Telemedicine is an emerging topic in mental health service delivery, and as expected, the early studies on the effectiveness of this method are few and present inconclusive results. A reference study in this regard is a 2014 review publication of Smart Homecare Technology and Telehealth. By examining the effect of telehealth-to-home interventions on the quality of life for patients with depressive and anxiety disorders, the researchers provided the early sets of evidence supporting telemedicine’s adoption in cognitive behavioral therapy sessions.
Reports from this study suggest that telephone-mediated psychosocial interventions provided by online doctor services might be effective in depressive patients confronting barriers to in-person hospital appointments. This study also reports the possibility of a compromised mental health service delivery, especially in patients initially started on a physical therapy session who have subconsciously linked symptoms improvement with mental health professionals’ physical presence.

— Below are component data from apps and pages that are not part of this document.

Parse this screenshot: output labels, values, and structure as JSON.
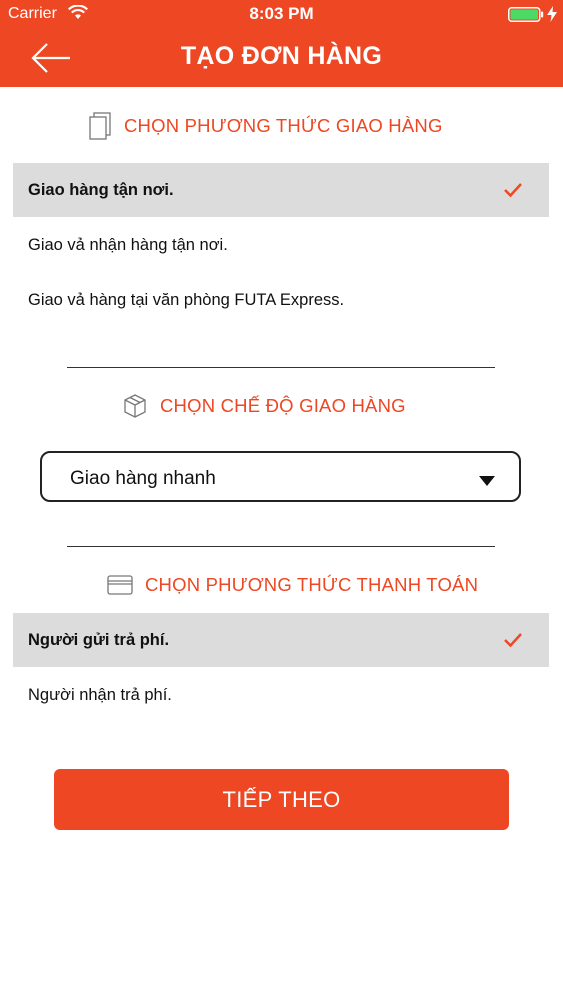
{
  "status_bar": {
    "carrier": "Carrier",
    "time": "8:03 PM"
  },
  "header": {
    "title": "TẠO ĐƠN HÀNG",
    "back_icon": "arrow-left-icon"
  },
  "delivery_method": {
    "heading": "CHỌN PHƯƠNG THỨC GIAO HÀNG",
    "icon": "document-icon",
    "options": [
      {
        "label": "Giao hàng tận nơi.",
        "selected": true
      },
      {
        "label": "Giao vả nhận hàng tận nơi.",
        "selected": false
      },
      {
        "label": "Giao vả hàng tại văn phòng FUTA Express.",
        "selected": false
      }
    ]
  },
  "delivery_mode": {
    "heading": "CHỌN CHẾ ĐỘ GIAO HÀNG",
    "icon": "package-icon",
    "selected_value": "Giao hàng nhanh"
  },
  "payment_method": {
    "heading": "CHỌN PHƯƠNG THỨC THANH TOÁN",
    "icon": "card-icon",
    "options": [
      {
        "label": "Người gửi trả phí.",
        "selected": true
      },
      {
        "label": "Người nhận trả phí.",
        "selected": false
      }
    ]
  },
  "next_button": {
    "label": "TIẾP THEO"
  },
  "colors": {
    "accent": "#ee4723",
    "selected_row": "#dcdcdc",
    "text": "#111111"
  }
}
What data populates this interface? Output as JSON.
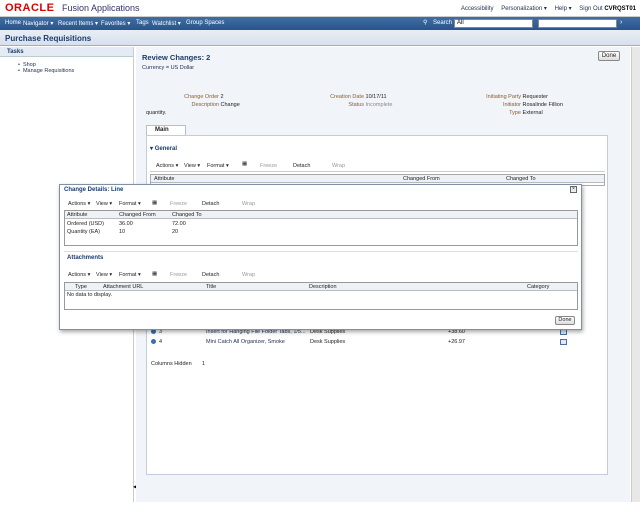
{
  "app": {
    "brand": "ORACLE",
    "name": "Fusion Applications"
  },
  "top_links": {
    "accessibility": "Accessibility",
    "personalization": "Personalization ▾",
    "help": "Help ▾",
    "signout": "Sign Out",
    "user": "CVRQST01"
  },
  "nav": {
    "items": [
      "Home",
      "Navigator ▾",
      "Recent Items ▾",
      "Favorites ▾",
      "Tags",
      "Watchlist ▾",
      "Group Spaces"
    ],
    "search_label": "Search",
    "search_scope": "All"
  },
  "page": {
    "title": "Purchase Requisitions"
  },
  "tasks": {
    "header": "Tasks",
    "items": [
      "Shop",
      "Manage Requisitions"
    ]
  },
  "review": {
    "title": "Review Changes: 2",
    "currency": "Currency = US Dollar",
    "done": "Done",
    "fields": {
      "change_order_label": "Change Order",
      "change_order": "2",
      "description_label": "Description",
      "description": "Change quantity.",
      "creation_date_label": "Creation Date",
      "creation_date": "10/17/11",
      "status_label": "Status",
      "status": "Incomplete",
      "initiating_party_label": "Initiating Party",
      "initiating_party": "Requester",
      "initiator_label": "Initiator",
      "initiator": "Rosalinde Fillion",
      "type_label": "Type",
      "type": "External"
    },
    "tab_main": "Main",
    "general": "General",
    "toolbar": {
      "actions": "Actions ▾",
      "view": "View ▾",
      "format": "Format ▾",
      "freeze": "Freeze",
      "detach": "Detach",
      "wrap": "Wrap"
    },
    "table_headers": [
      "Attribute",
      "Changed From",
      "Changed To"
    ],
    "lines": [
      {
        "num": "3",
        "desc": "Insert for Hanging File Folder Tabs, 1/5...",
        "cat": "Desk Supplies",
        "amt": "+38.60"
      },
      {
        "num": "4",
        "desc": "Mini Catch All Organizer, Smoke",
        "cat": "Desk Supplies",
        "amt": "+26.97"
      }
    ],
    "columns_hidden_label": "Columns Hidden",
    "columns_hidden": "1"
  },
  "dialog": {
    "title": "Change Details: Line",
    "toolbar": {
      "actions": "Actions ▾",
      "view": "View ▾",
      "format": "Format ▾",
      "freeze": "Freeze",
      "detach": "Detach",
      "wrap": "Wrap"
    },
    "headers": [
      "Attribute",
      "Changed From",
      "Changed To"
    ],
    "rows": [
      {
        "attr": "Ordered (USD)",
        "from": "36.00",
        "to": "72.00"
      },
      {
        "attr": "Quantity (EA)",
        "from": "10",
        "to": "20"
      }
    ],
    "attachments_title": "Attachments",
    "attachments_toolbar": {
      "actions": "Actions ▾",
      "view": "View ▾",
      "format": "Format ▾",
      "freeze": "Freeze",
      "detach": "Detach",
      "wrap": "Wrap"
    },
    "attachment_headers": [
      "Type",
      "Attachment URL",
      "Title",
      "Description",
      "Category"
    ],
    "no_data": "No data to display.",
    "done": "Done"
  },
  "colors": {
    "nav_bg": "#2f5b92",
    "brand_red": "#dd0000",
    "title_blue": "#1a3d6d",
    "label_brown": "#886030"
  }
}
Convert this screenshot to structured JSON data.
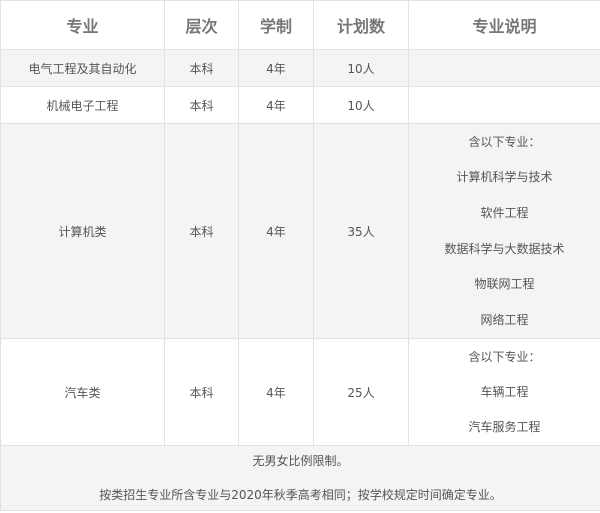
{
  "table": {
    "headers": [
      "专业",
      "层次",
      "学制",
      "计划数",
      "专业说明"
    ],
    "rows": [
      {
        "major": "电气工程及其自动化",
        "level": "本科",
        "duration": "4年",
        "quota": "10人",
        "desc": []
      },
      {
        "major": "机械电子工程",
        "level": "本科",
        "duration": "4年",
        "quota": "10人",
        "desc": []
      },
      {
        "major": "计算机类",
        "level": "本科",
        "duration": "4年",
        "quota": "35人",
        "desc": [
          "含以下专业：",
          "计算机科学与技术",
          "软件工程",
          "数据科学与大数据技术",
          "物联网工程",
          "网络工程"
        ]
      },
      {
        "major": "汽车类",
        "level": "本科",
        "duration": "4年",
        "quota": "25人",
        "desc": [
          "含以下专业：",
          "车辆工程",
          "汽车服务工程"
        ]
      }
    ],
    "notes": [
      "无男女比例限制。",
      "按类招生专业所含专业与2020年秋季高考相同；按学校规定时间确定专业。"
    ]
  }
}
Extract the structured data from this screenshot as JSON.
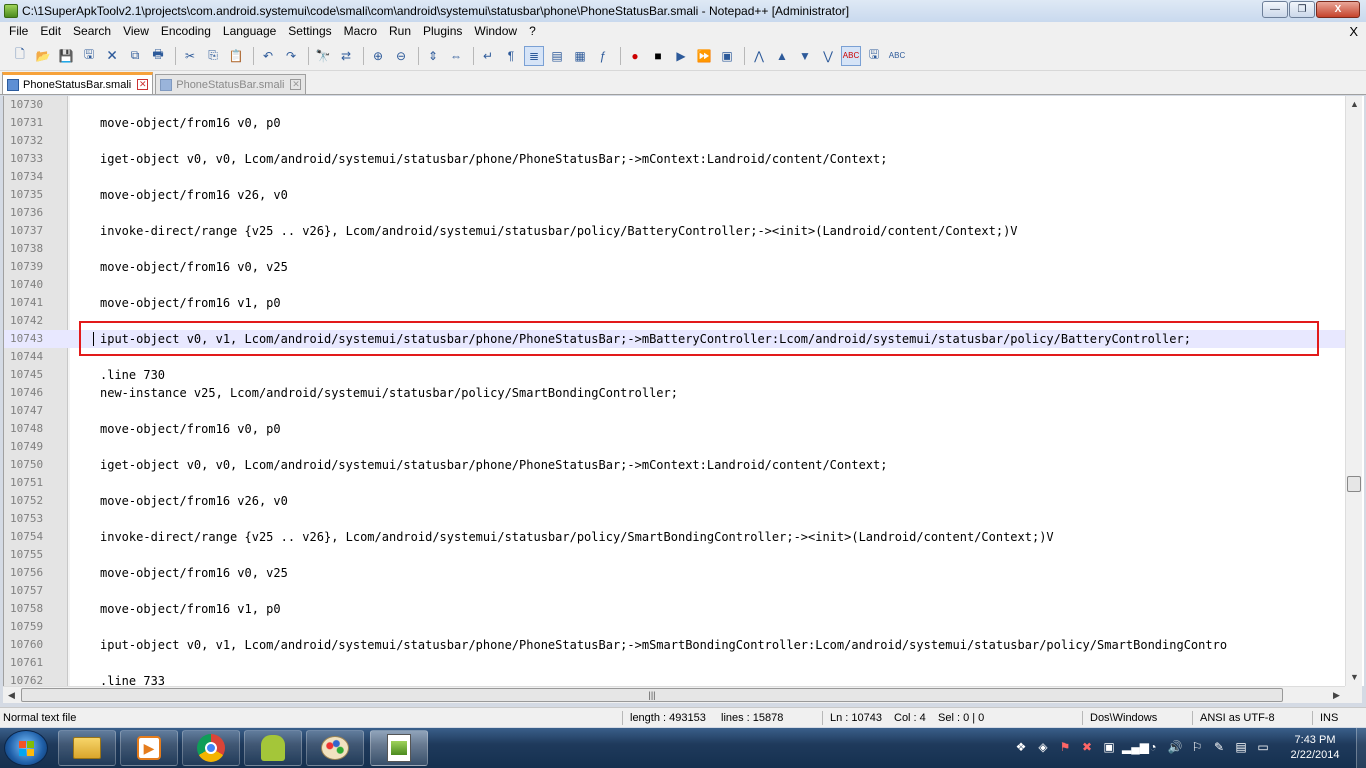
{
  "window": {
    "title": "C:\\1SuperApkToolv2.1\\projects\\com.android.systemui\\code\\smali\\com\\android\\systemui\\statusbar\\phone\\PhoneStatusBar.smali - Notepad++ [Administrator]",
    "minimize": "—",
    "maximize": "❐",
    "close": "X"
  },
  "menu": {
    "items": [
      "File",
      "Edit",
      "Search",
      "View",
      "Encoding",
      "Language",
      "Settings",
      "Macro",
      "Run",
      "Plugins",
      "Window",
      "?"
    ],
    "close": "X"
  },
  "tabs": [
    {
      "label": "PhoneStatusBar.smali",
      "active": true
    },
    {
      "label": "PhoneStatusBar.smali",
      "active": false
    }
  ],
  "editor": {
    "current_line": "10743",
    "lines": [
      {
        "n": "10730",
        "code": ""
      },
      {
        "n": "10731",
        "code": "move-object/from16 v0, p0"
      },
      {
        "n": "10732",
        "code": ""
      },
      {
        "n": "10733",
        "code": "iget-object v0, v0, Lcom/android/systemui/statusbar/phone/PhoneStatusBar;->mContext:Landroid/content/Context;"
      },
      {
        "n": "10734",
        "code": ""
      },
      {
        "n": "10735",
        "code": "move-object/from16 v26, v0"
      },
      {
        "n": "10736",
        "code": ""
      },
      {
        "n": "10737",
        "code": "invoke-direct/range {v25 .. v26}, Lcom/android/systemui/statusbar/policy/BatteryController;-><init>(Landroid/content/Context;)V"
      },
      {
        "n": "10738",
        "code": ""
      },
      {
        "n": "10739",
        "code": "move-object/from16 v0, v25"
      },
      {
        "n": "10740",
        "code": ""
      },
      {
        "n": "10741",
        "code": "move-object/from16 v1, p0"
      },
      {
        "n": "10742",
        "code": ""
      },
      {
        "n": "10743",
        "code": "iput-object v0, v1, Lcom/android/systemui/statusbar/phone/PhoneStatusBar;->mBatteryController:Lcom/android/systemui/statusbar/policy/BatteryController;"
      },
      {
        "n": "10744",
        "code": ""
      },
      {
        "n": "10745",
        "code": ".line 730"
      },
      {
        "n": "10746",
        "code": "new-instance v25, Lcom/android/systemui/statusbar/policy/SmartBondingController;"
      },
      {
        "n": "10747",
        "code": ""
      },
      {
        "n": "10748",
        "code": "move-object/from16 v0, p0"
      },
      {
        "n": "10749",
        "code": ""
      },
      {
        "n": "10750",
        "code": "iget-object v0, v0, Lcom/android/systemui/statusbar/phone/PhoneStatusBar;->mContext:Landroid/content/Context;"
      },
      {
        "n": "10751",
        "code": ""
      },
      {
        "n": "10752",
        "code": "move-object/from16 v26, v0"
      },
      {
        "n": "10753",
        "code": ""
      },
      {
        "n": "10754",
        "code": "invoke-direct/range {v25 .. v26}, Lcom/android/systemui/statusbar/policy/SmartBondingController;-><init>(Landroid/content/Context;)V"
      },
      {
        "n": "10755",
        "code": ""
      },
      {
        "n": "10756",
        "code": "move-object/from16 v0, v25"
      },
      {
        "n": "10757",
        "code": ""
      },
      {
        "n": "10758",
        "code": "move-object/from16 v1, p0"
      },
      {
        "n": "10759",
        "code": ""
      },
      {
        "n": "10760",
        "code": "iput-object v0, v1, Lcom/android/systemui/statusbar/phone/PhoneStatusBar;->mSmartBondingController:Lcom/android/systemui/statusbar/policy/SmartBondingContro"
      },
      {
        "n": "10761",
        "code": ""
      },
      {
        "n": "10762",
        "code": ".line 733"
      }
    ]
  },
  "statusbar": {
    "file_type": "Normal text file",
    "length": "length : 493153",
    "lines": "lines : 15878",
    "ln": "Ln : 10743",
    "col": "Col : 4",
    "sel": "Sel : 0 | 0",
    "eol": "Dos\\Windows",
    "encoding": "ANSI as UTF-8",
    "mode": "INS"
  },
  "taskbar": {
    "apps": [
      "windows-explorer",
      "media-player",
      "chrome",
      "android-tool",
      "paint",
      "notepad-plus-plus"
    ],
    "clock_time": "7:43 PM",
    "clock_date": "2/22/2014"
  },
  "colors": {
    "highlight_border": "#e21a1a",
    "tab_accent": "#f6a23b",
    "current_line_bg": "#e8e8ff"
  }
}
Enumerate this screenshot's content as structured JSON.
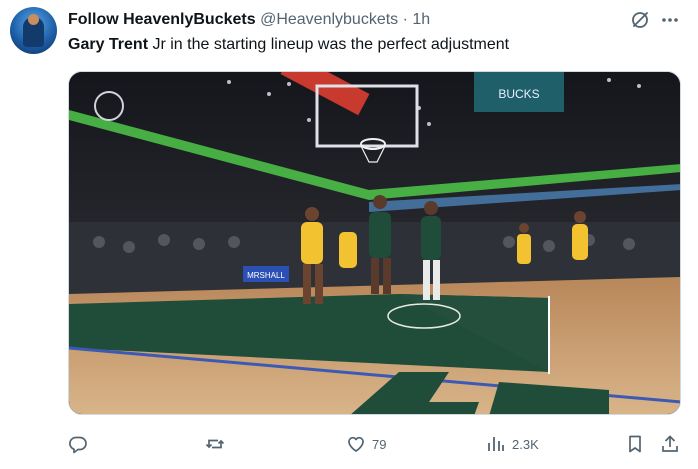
{
  "author": {
    "display_name": "Follow HeavenlyBuckets",
    "handle": "@Heavenlybuckets",
    "separator": "·",
    "time": "1h"
  },
  "tweet": {
    "text_bold": "Gary Trent",
    "text_rest": " Jr in the starting lineup was the perfect adjustment"
  },
  "media": {
    "scoreboard_text": "BUCKS",
    "baseline_sign": "MRSHALL"
  },
  "actions": {
    "reply_count": "",
    "retweet_count": "",
    "like_count": "79",
    "views_count": "2.3K"
  },
  "icons": [
    "reply-icon",
    "retweet-icon",
    "heart-icon",
    "views-icon",
    "bookmark-icon",
    "share-icon",
    "grok-icon",
    "more-icon"
  ],
  "colors": {
    "text": "#0f1419",
    "muted": "#536471",
    "court_green": "#1f4d3a",
    "pacers_gold": "#f2c230"
  }
}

Management of Depression with Telemedicine
Despite many theoretical postulations and early empirical evidence supporting telemedicine in the management of depression and anxiety, the public perception and receptiveness toward telemedicine remain largely mixed. However, many online doctor services now enroll suitable patients into remote therapy sessions designed as a psychosocial intervention for mental health patients.
On patient evaluation, an online doctor can formulate a patient-centered psychotherapy model using online forums, group sessions, in-app pre-recorded videos, smartphone applications, and text messages. Currently, the most widely used therapy plans for the management of depression and anxiety in telemedicine include cognitive behavioral therapy, interpersonal therapy, and psychodynamic therapy. Basically, an online doctor can schedule an online talk session with a patient, teach the patient practical steps to embrace positive thinking, deal with trauma and stress, avoid triggers, and employ behavioral skills needed to combat depression.
Online group forums can also be organized by an online doctor. In an online therapy session with other patients suffering from depression, a patient can quickly learn to build a strong interpersonal relationship with other people while feeling comfortable sharing sensitive information. While listening to other patients relate the history of trauma or experiences that triggers their depression and anxiety episode, a patient gets individualized attention while also building self-esteem and the necessary skills for improving social interaction and networking. The road to depression management is a long one; however, many studies suggest that remotely-delivered mental healthcare is fast replacing physical therapy sessions while also giving satisfactory results.
An online doctor can also issue an online prescription or recommend alternative and complementary treatments in many cases. Antidepressants are prescribed in the drug-based plan for the management of depression. This class of drugs restores the brain’s chemical imbalances and attempts to correct depression and anxiety from the cellular level. However, drug use is subject to patient preference and drug safety profile in patients. Many studies have shown that combining drug-based therapy with supervised physiotherapy can effectively relieve the symptoms of moderate to severe depression. Complementary treatment plans for anxiety and depression, including yoga and mindful meditation, can also be remotely supervised by an online therapist.